And it's certainly enough time to make the modern office redundant.
4. The distinction between work and leisure is, for better or worse, undermined by email. In the 20th century, we went to the office to work and then came home to enjoy our leisure. But email means that we can never escape the office. When anyone can be reached at any time, the traditional office becomes an anachronism.
According to the literary critic John Freeman, the "average corporate worker," gets about 200 e-mail messages a day. That has led to what Freeman calls "The Tyranny of Email", a situation in which we can never really escape the office, never maintain the old fashioned distinction between leisure and work.
5. From Sao Paolo to Seoul to Los Angeles to Beijing, commuting can take almost as much time as the workday itself. As these megacities dominate the 21st century, accessing the downtown office will be less and less viable.

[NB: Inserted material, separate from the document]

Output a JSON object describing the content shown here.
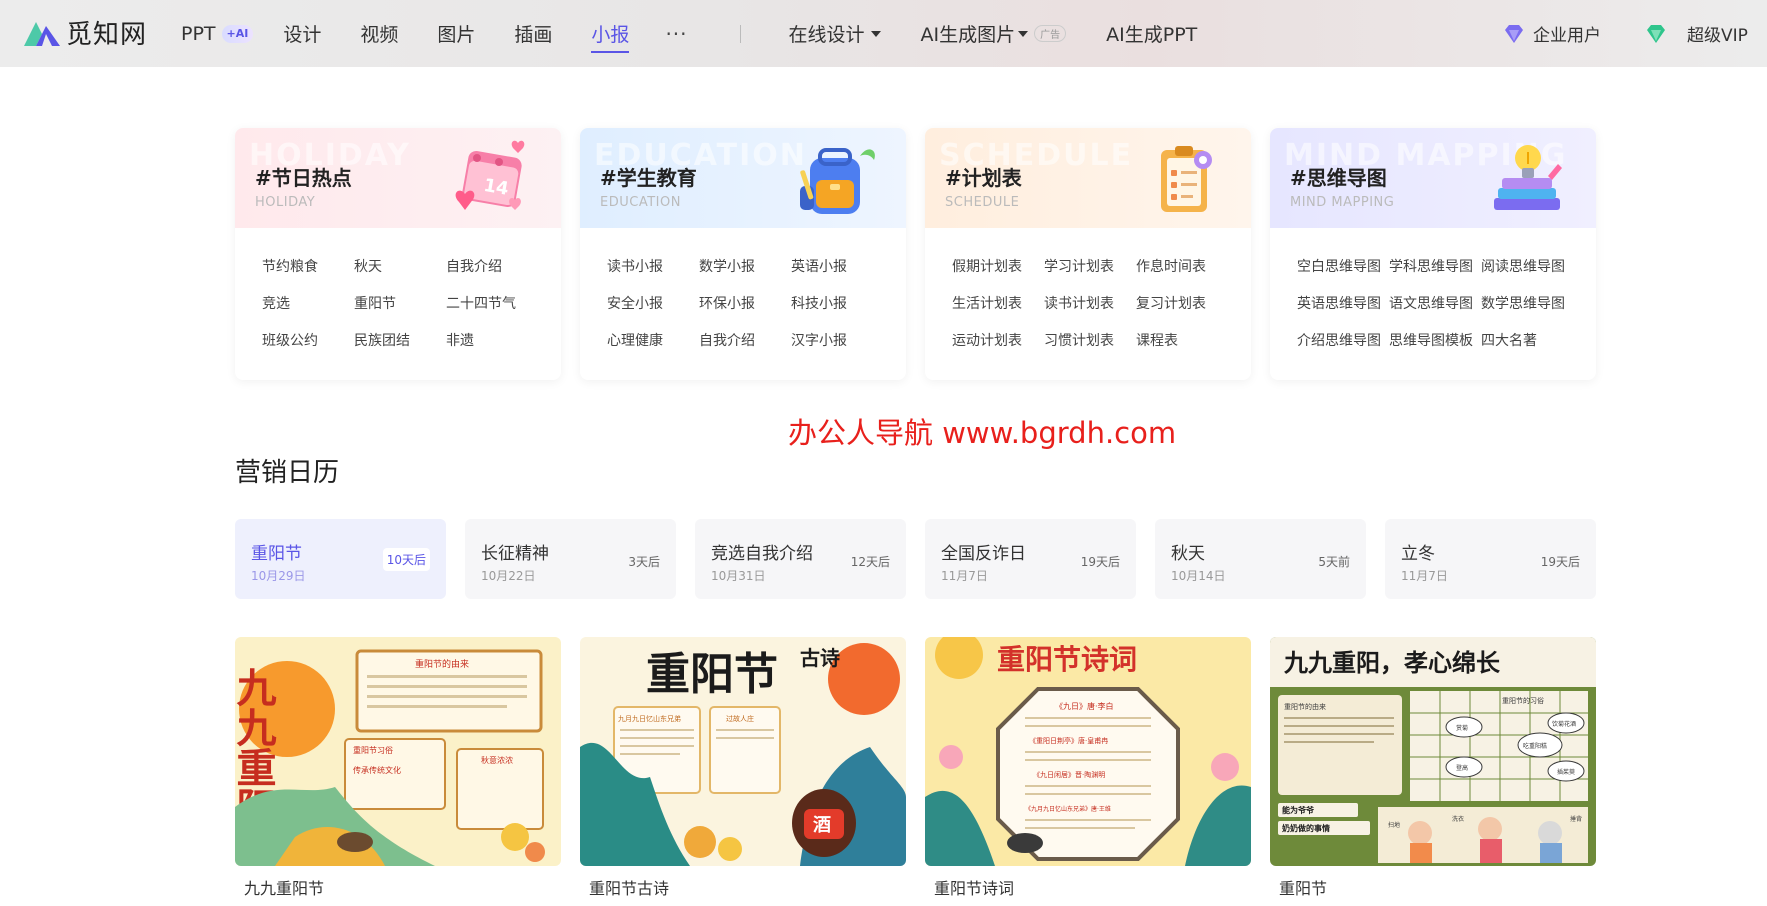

The rise of the megacity -- cities with more than 10 million people -- is one of the most significant developments of the early 21st century. By 2025, the U.N. predicts nine new megacities in Asia will help bring the total to 37. All but eight of these new megacities will be in the developing world -- and the quality of life for millions will be determined by the quality of their cities.
The greatest blight of these megacities will be traffic. In contrast, these massive new cities will -- like Seoul -- be so wired as to empower their inhabitants lightning-fast communications.

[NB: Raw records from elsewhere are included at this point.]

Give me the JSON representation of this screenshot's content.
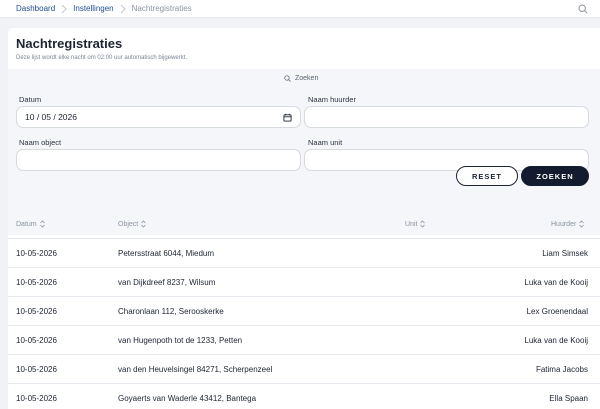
{
  "breadcrumb": [
    "Dashboard",
    "Instellingen",
    "Nachtregistraties"
  ],
  "page": {
    "title": "Nachtregistraties",
    "subtitle": "Deze lijst wordt elke nacht om 02:00 uur automatisch bijgewerkt."
  },
  "filters": {
    "toggle_label": "Zoeken",
    "datum_label": "Datum",
    "datum_value": "10 / 05 / 2026",
    "huurder_label": "Naam huurder",
    "huurder_value": "",
    "object_label": "Naam object",
    "object_value": "",
    "unit_label": "Naam unit",
    "unit_value": "",
    "reset_label": "RESET",
    "search_label": "ZOEKEN"
  },
  "table": {
    "columns": [
      "Datum",
      "Object",
      "Unit",
      "Huurder"
    ],
    "rows": [
      {
        "datum": "10-05-2026",
        "object": "Petersstraat 6044, Miedum",
        "unit": "",
        "huurder": "Liam Simsek"
      },
      {
        "datum": "10-05-2026",
        "object": "van Dijkdreef 8237, Wilsum",
        "unit": "",
        "huurder": "Luka van de Kooij"
      },
      {
        "datum": "10-05-2026",
        "object": "Charonlaan 112, Serooskerke",
        "unit": "",
        "huurder": "Lex Groenendaal"
      },
      {
        "datum": "10-05-2026",
        "object": "van Hugenpoth tot de 1233, Petten",
        "unit": "",
        "huurder": "Luka van de Kooij"
      },
      {
        "datum": "10-05-2026",
        "object": "van den Heuvelsingel 84271, Scherpenzeel",
        "unit": "",
        "huurder": "Fatima Jacobs"
      },
      {
        "datum": "10-05-2026",
        "object": "Goyaerts van Waderle 43412, Bantega",
        "unit": "",
        "huurder": "Ella Spaan"
      }
    ]
  },
  "colors": {
    "accent_dark": "#131b2e",
    "link_blue": "#1f4e8f",
    "page_bg": "#f1f2f5"
  },
  "icons": [
    "chevron-right-icon",
    "search-icon",
    "calendar-icon",
    "sort-icon"
  ]
}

And so, as urban life becomes more and more central in the developing world, more productive and happier workers will stay home and rely on smart technology to communicate.
The idea of the "Smart City" is now fashionable. But I prefer the idea of the "Smart Worker". And the smart worker of the future will chose to work from home rather than wasting hours commuting many miles on the super congested roads of their megacities.